A big part of the indoctrination into the NRA is to build up a gun owner’s self-image and identity. Anyone who feels lost for an identity is vulnerable to this. Here is a group that welcomes them and boasts their self-confidence in their identity as a defender against bad guys. The American cowboy type image of themselves is one identity they may choose. Now they are hocked into being a single-issue voter. The loss of a personal identity is frightening to these previously possibly lonely people.
Logic and common sense don’t work too well
I thought about the self-image of us gun violence prevention people. For us, logic and common sense are more important. Our emotional response occurs after every mass shooting. But, as the shock wears off within a week or so, our logic is still there, but not the emotional shock. Our motivation for advocacy wains. Identity dependence seems to be a longer lasting emotion, well understood by Republicans and the NRA.
We care about protecting ourselves from being shot, but as the days go on after a shooting, threats of self-protection fade away as other concerns take over our lives.
How can we fight single-issue voters
How can we fight the power of the single-issue voter? We must progress to a genuine passion for gun control from just a passive belief in making a change. We can start by learning from the experience of the NRA.
I woke up to the power of confronting legislators last year after the Parkland High School shooting. A group of fifteen of us in town, gathered to confront our State Representative about his positions on gun bills. He, a Republican, a gun owner, and a pro-gun supporter, was clearly intimidated by our passionate crowd of angry citizens. He couldn’t control the discussion to the point where he kicked us out of his office.
Since that time, his position on gun control seems to have turned around. I was certainly surprised to find out that after that, he co-sponsored three gun control bills. His gun control record this year is the best of any Republican in the state.

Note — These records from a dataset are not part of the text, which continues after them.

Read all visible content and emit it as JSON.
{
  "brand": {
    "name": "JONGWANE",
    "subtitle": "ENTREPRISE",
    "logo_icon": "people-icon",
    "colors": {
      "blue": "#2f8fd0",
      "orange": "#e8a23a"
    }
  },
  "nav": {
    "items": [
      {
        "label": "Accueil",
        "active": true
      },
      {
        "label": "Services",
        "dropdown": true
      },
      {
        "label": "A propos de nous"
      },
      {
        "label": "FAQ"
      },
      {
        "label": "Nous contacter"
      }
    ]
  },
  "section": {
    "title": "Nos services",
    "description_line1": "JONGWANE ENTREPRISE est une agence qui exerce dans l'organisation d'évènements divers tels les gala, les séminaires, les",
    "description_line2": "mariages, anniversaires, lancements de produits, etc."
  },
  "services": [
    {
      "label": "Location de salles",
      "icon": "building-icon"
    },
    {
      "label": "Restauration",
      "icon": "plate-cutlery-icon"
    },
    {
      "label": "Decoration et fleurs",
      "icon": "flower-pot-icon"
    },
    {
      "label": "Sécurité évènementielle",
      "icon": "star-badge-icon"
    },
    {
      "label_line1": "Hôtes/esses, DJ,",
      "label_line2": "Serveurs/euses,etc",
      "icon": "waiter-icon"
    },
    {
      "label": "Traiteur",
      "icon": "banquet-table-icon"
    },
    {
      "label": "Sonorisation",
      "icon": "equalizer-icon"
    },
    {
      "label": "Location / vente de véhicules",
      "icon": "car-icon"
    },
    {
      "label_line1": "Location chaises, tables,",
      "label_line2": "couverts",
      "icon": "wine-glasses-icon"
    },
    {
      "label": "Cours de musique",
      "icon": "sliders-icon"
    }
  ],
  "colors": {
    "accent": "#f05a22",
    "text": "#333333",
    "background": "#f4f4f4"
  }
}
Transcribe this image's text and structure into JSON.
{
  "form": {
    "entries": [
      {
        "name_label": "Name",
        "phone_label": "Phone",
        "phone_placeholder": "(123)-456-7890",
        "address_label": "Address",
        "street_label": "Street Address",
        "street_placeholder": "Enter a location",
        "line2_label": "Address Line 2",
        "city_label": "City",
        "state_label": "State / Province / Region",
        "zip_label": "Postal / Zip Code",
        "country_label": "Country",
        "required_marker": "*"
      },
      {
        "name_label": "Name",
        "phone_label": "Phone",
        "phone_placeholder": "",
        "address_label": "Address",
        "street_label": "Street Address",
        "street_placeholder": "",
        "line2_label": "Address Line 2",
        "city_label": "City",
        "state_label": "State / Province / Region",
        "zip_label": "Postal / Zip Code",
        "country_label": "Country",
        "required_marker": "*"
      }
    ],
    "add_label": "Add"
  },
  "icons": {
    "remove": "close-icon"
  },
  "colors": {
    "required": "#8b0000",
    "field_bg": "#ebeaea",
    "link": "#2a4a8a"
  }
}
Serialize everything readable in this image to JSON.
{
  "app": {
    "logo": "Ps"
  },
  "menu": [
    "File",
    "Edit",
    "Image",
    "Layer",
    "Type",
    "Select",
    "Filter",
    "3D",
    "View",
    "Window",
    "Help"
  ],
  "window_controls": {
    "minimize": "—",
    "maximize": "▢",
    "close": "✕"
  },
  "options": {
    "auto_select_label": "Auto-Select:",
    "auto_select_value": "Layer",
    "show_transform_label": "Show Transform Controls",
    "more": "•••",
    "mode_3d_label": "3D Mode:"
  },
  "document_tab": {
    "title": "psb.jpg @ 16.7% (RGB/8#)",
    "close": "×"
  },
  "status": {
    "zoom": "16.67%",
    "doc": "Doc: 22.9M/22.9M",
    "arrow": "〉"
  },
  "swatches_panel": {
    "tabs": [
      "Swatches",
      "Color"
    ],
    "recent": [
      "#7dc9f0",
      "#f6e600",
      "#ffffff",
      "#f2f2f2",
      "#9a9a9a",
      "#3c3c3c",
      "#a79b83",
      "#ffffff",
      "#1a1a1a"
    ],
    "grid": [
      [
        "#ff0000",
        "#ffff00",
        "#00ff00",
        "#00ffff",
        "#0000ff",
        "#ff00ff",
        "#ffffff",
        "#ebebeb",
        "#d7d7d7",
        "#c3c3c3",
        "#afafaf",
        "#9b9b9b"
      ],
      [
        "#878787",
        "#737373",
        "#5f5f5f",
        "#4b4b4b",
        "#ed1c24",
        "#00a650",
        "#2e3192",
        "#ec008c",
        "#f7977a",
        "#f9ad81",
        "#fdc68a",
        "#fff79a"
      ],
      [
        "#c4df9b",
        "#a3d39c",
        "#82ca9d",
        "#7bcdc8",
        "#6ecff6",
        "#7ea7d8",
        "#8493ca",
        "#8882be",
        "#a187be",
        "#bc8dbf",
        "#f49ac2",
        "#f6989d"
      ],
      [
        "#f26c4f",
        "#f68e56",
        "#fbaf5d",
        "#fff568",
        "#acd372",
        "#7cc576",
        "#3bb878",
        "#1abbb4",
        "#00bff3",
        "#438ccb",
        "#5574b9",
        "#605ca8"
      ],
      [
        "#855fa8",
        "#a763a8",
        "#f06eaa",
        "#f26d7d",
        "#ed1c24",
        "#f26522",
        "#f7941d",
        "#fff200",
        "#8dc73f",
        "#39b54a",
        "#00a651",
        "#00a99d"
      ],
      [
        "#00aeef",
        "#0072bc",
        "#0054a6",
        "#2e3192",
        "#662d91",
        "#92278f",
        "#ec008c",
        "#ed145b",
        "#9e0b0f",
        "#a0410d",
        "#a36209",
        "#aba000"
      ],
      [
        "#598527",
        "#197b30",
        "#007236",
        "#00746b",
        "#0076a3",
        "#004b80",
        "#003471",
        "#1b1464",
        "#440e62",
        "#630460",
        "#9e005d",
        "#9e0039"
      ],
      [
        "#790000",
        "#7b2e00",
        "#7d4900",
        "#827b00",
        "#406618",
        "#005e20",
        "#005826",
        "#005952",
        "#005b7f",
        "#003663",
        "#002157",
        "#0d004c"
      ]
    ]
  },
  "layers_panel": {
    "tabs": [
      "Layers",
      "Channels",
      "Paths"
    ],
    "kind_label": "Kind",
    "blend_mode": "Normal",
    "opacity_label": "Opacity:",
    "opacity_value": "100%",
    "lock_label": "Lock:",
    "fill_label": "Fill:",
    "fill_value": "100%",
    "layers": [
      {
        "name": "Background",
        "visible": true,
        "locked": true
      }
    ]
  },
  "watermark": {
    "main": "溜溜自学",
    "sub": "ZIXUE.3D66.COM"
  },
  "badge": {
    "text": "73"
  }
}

I’m sure he thought about it and decided he had better take a new look at the issue because if fifteen people felt this passionate, hundreds of others must feel the same way. He wants those votes in the next election.
The NRA carefully tracks current legislation that is in the pipeline at each State House and Congress. Then they alert their members urging them to advocate by calling and emailing their legislators. We don’t have that centralized capability. That is why it is important for us to sign up for gun control group email lists that alert of upcoming votes on gun bills. My email list is one of those.
We need to combine with others in our actions to amplify our voices. One of the effective ways of doing this is to join a lobby day at our State House. I participated in a lobby day recently and found it to be non-threatening and satisfying to have participated in in an event that furthered an important cause.
We also need to become aware of the votes of our legislators and the position of legislative candidates. The NRA assists their members with this by grading candidates for election. I can offer you a link where you can see the voting record of your legislator on gun bills.
One of the strategies of the NRA is to encourage the discussion of gun rights with friends and family. For some reason, I find we as gun control advocates, tend to avoid discussing this issue during casual conversations. Discussions and complaints about President Trump seem to occur constantly. I don’t understand this reluctance to discuss gun control, other than right after a mass shooting.
I learned that our reliance on rational thinking and sensible arguments isn’t enough to result in better gun violence prevention measures. Without our continued passion and our resulting advocacy, no substantial improvements will result. Our passion for gun control is wide but too shallow to be effective enough. We must dedicate ourselves to change even more than NRA pro-gun people passionately defend their gun rights. We must work harder because we don’t have the self-image needs or the vast resources of the NRA to support us.